What are your sources of funding?
- All sources are privately funded
- Biggest costs are 1) facilities, 2) transportation, 3) food
How do you recruit and retain mentors and coaches?
- Oxford learning centre provides the basics in terms of a curriculum syllabus
- York University students (concurrent education programs have Urban Squash Toronto as a place to spend part of their placement)
- Recently hired an education director and team building director
What are other activities/events do you carry out with the kids other than squash?
- National Squash Academy is located in Downsview Park which houses many other sporting facilities and academies
- Very convenient to coordinate with soccer, volleyball, track and field, etc
- Shivani and Roy took the kids to the Pan-American games a few weeks ago to visit and watch professionals play squash
- Christmas dinner / potlucks (includes parents)
How do you get your kids out of regular school to join your program?
- Keeping great relationships with the local schools/principals
- Pick up kids in middle school (grades 6-8) and return them by bus
- High school students make their own way to the NSA and get bused back
What factors are you looking for when making your student selection?
- Hard work
- Time commitment
- No athletic / squash ability is considered
- Students in the summer programs are allowed to continue on in the fall and join the regular group
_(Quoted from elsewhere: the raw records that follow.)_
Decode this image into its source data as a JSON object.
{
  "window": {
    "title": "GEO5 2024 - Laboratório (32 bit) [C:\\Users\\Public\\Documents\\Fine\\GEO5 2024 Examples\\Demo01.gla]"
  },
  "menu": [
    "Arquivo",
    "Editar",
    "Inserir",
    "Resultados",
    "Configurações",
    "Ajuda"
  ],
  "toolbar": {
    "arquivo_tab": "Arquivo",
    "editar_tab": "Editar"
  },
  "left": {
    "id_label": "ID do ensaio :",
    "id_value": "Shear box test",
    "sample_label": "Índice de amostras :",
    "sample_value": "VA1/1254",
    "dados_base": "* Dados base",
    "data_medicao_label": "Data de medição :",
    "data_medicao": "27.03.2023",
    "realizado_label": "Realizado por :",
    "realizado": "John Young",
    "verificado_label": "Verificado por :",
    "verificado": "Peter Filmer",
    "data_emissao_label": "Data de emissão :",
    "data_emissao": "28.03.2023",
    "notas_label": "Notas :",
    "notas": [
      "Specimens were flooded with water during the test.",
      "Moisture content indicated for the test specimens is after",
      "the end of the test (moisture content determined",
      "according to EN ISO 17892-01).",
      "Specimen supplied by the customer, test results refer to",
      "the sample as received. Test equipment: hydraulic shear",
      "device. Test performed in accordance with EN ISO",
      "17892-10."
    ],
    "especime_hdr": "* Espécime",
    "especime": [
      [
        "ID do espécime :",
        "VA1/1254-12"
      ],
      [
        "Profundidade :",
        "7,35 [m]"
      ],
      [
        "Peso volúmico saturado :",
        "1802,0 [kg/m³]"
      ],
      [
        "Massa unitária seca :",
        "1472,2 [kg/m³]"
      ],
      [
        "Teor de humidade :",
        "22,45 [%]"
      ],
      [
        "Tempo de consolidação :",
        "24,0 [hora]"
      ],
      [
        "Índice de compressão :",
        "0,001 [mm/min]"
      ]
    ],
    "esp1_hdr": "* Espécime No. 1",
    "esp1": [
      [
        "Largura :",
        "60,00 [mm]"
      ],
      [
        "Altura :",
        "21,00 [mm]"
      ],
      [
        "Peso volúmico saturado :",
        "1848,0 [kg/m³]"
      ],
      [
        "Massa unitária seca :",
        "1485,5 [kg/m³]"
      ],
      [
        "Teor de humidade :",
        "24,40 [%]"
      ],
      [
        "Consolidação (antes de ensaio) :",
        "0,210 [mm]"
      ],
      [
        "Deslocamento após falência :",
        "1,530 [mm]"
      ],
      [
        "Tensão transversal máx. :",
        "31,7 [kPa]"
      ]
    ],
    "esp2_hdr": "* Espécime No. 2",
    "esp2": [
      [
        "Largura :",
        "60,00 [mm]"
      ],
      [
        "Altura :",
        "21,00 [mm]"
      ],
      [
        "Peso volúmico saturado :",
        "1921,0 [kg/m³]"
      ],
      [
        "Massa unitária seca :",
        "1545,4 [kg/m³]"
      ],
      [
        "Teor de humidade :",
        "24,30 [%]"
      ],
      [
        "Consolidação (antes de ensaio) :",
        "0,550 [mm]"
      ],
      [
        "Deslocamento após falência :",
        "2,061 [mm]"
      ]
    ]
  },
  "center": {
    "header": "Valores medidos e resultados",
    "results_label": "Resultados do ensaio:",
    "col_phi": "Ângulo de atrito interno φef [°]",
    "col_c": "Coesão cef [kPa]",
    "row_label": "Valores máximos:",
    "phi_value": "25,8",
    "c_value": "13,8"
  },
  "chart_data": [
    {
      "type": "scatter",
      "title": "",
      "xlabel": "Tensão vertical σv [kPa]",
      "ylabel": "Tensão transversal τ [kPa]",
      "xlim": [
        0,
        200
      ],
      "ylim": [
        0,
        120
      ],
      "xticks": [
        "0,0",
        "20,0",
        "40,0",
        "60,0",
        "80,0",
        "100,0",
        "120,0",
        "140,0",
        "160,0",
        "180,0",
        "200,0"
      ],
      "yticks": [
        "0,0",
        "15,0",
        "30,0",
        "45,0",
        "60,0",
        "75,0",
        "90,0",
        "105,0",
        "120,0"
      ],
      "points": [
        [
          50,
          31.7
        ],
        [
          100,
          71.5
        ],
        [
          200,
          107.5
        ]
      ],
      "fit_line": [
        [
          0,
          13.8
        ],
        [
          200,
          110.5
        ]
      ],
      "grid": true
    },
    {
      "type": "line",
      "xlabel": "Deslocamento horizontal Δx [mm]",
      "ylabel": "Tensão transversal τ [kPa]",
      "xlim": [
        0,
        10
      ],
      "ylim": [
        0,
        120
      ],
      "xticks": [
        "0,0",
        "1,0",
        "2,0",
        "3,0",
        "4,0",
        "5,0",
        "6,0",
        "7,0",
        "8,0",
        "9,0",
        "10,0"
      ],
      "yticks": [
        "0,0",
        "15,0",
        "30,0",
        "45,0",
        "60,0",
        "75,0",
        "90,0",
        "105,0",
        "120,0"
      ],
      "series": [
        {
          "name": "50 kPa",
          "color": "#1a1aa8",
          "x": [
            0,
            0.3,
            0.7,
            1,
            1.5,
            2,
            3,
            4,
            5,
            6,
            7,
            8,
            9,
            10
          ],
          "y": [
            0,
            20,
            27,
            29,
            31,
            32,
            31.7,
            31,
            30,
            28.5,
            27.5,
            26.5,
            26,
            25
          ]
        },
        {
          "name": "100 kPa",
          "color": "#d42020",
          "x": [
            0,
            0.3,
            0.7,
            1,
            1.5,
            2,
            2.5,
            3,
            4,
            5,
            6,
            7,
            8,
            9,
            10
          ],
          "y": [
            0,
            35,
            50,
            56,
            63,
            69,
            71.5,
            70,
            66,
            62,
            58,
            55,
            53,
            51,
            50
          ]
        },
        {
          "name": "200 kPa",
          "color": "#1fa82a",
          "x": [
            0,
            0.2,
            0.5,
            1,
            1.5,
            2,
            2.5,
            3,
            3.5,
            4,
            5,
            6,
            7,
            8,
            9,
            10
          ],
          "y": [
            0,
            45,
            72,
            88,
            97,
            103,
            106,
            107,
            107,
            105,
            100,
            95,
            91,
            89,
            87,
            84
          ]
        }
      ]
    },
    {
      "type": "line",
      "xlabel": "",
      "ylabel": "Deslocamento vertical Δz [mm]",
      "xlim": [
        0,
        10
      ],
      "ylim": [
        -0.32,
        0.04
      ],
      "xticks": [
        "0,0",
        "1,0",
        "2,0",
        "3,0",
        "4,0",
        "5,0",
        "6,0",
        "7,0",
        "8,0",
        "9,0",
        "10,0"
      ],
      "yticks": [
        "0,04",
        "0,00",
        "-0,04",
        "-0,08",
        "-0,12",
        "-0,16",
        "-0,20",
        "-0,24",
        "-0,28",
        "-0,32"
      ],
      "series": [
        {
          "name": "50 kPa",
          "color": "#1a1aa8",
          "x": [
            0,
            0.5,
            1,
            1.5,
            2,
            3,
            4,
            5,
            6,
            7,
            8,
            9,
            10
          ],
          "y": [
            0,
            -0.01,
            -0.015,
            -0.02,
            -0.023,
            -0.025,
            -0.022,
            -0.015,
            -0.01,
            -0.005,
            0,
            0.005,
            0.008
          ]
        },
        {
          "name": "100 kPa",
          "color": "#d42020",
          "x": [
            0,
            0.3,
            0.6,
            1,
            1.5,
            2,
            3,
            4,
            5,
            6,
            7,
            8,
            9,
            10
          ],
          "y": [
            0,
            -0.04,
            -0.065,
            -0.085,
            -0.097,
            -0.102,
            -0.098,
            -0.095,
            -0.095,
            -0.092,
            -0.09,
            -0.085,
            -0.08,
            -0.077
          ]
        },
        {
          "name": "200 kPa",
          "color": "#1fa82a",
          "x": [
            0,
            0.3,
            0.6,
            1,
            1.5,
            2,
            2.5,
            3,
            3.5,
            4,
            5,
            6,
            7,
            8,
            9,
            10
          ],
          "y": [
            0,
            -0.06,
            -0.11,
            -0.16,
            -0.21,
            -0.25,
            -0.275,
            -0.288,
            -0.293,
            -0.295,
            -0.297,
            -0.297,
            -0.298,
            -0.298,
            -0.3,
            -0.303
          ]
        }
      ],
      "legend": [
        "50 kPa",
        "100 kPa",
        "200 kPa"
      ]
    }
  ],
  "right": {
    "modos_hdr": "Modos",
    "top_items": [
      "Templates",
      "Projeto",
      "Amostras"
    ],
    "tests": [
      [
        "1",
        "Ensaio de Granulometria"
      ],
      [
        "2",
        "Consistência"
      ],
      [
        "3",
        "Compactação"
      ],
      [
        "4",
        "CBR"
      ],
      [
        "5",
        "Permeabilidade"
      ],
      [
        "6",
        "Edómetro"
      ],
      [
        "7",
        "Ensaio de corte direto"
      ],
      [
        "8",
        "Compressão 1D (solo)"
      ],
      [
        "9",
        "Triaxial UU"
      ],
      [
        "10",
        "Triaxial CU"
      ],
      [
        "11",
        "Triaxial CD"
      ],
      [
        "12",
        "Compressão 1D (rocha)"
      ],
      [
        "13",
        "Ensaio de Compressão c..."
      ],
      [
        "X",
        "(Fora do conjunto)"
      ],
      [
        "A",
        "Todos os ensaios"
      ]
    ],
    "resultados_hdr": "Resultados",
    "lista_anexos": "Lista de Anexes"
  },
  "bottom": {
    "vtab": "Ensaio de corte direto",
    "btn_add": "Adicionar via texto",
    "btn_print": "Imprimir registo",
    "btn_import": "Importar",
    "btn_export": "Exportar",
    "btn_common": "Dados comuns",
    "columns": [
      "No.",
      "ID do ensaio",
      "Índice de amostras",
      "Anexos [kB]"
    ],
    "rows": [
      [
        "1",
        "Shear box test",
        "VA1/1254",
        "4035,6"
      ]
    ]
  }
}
- Eventually students will self-select (attendance is expected to be 90% or greater to stay in the program)
What do you feel are your markers for success?
- One letter grade improvement by the end of the year
- Showing consistent effort throughout the program
- High attendance rates (90-95%+)
- The schools/area targeted by Urban Squash Toronto have high school graduation rates of <50%
- Maintenance of scholarships (some individuals have been selected)
Other notes/observations on the summer programme (distinct from the normal school programme during the fall-spring)
- Recruitment happens in the schools (Shivani and Jamie visit the schools and exhibit how to play squash)
- Start recruiting at grade 6 (11 years old) and follow through to high school graduation (Leaving Cert)
- Free week at Sheridan college (spent a week learning from programs in a college level institution, i.e. computing, robotics, etc)
- 1 hour of academics (30 mins of math/English, etc)
- 5 hours of squash (done at the end and only if the academic and team builder agrees to allow the kids to proceed dependent on behavior, etc)
- Give-back volunteer program (kids pick 2/5 possible community volunteering opportunities)
- Snacks/water/juice provided in the classroom and after activities
- Classroom is pretty much identical to your normal classroom with dictionaries, stationaries, books, supplies
Updates from the UST Board
Urban Squash Toronto Report compiled by yours truly, Robert Ta